▸ Exercise: Within the entries below, find every line that has the string "Bulk", then copy it.

▸ Data supplied:
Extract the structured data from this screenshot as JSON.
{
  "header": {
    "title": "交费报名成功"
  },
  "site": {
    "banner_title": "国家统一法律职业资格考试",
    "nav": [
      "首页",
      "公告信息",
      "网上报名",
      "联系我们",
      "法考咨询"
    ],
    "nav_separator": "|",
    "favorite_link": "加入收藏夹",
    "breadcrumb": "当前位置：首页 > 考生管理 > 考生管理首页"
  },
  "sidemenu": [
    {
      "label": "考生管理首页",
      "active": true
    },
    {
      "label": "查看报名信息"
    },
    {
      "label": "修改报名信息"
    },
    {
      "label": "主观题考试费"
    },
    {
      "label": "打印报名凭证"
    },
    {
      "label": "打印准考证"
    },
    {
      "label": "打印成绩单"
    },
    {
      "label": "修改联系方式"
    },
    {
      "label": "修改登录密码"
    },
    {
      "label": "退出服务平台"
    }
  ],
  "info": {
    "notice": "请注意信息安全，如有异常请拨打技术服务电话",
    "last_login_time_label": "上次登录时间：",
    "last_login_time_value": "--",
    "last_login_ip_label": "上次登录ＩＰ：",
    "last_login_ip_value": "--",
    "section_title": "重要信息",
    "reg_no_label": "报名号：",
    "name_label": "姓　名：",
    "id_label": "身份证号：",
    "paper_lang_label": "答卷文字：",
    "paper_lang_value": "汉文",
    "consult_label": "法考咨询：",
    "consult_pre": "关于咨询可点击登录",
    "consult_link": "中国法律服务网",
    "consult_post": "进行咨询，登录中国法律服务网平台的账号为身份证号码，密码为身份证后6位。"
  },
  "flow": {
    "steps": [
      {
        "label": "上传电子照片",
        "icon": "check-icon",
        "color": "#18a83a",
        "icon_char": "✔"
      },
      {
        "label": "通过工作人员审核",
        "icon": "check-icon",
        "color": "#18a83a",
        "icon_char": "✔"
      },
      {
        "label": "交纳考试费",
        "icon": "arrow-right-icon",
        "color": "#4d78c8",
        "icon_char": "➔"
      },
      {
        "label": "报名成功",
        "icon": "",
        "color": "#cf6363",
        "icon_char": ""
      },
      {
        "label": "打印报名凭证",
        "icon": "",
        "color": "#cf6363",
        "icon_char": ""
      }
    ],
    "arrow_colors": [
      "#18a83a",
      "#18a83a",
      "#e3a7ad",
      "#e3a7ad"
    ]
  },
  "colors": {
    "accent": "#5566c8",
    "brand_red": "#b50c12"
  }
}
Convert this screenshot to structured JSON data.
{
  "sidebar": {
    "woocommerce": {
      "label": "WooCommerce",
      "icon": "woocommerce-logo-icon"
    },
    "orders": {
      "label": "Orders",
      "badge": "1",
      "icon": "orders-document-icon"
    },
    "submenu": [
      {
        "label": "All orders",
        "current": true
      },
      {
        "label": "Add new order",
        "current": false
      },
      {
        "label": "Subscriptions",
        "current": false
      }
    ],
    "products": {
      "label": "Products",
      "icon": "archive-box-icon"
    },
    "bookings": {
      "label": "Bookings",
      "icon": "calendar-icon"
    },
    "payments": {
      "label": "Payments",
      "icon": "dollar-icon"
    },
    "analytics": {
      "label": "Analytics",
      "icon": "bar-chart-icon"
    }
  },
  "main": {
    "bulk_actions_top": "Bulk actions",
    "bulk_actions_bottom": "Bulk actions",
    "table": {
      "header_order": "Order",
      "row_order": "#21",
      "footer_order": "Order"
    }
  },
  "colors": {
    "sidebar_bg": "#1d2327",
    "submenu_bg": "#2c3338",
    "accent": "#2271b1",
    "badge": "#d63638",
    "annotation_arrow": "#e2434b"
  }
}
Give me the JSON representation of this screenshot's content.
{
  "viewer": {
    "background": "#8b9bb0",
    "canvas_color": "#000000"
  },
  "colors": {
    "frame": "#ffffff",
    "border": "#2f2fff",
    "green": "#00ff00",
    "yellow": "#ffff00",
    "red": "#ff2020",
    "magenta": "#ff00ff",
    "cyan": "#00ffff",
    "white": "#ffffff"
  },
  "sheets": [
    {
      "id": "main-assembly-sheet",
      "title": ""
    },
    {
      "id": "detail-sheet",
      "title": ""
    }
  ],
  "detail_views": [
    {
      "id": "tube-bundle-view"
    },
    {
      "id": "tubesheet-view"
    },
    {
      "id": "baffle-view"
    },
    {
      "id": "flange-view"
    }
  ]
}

▸ Answer box:
    "bulk_actions_top": "Bulk actions",
    "bulk_actions_bottom": "Bulk actions",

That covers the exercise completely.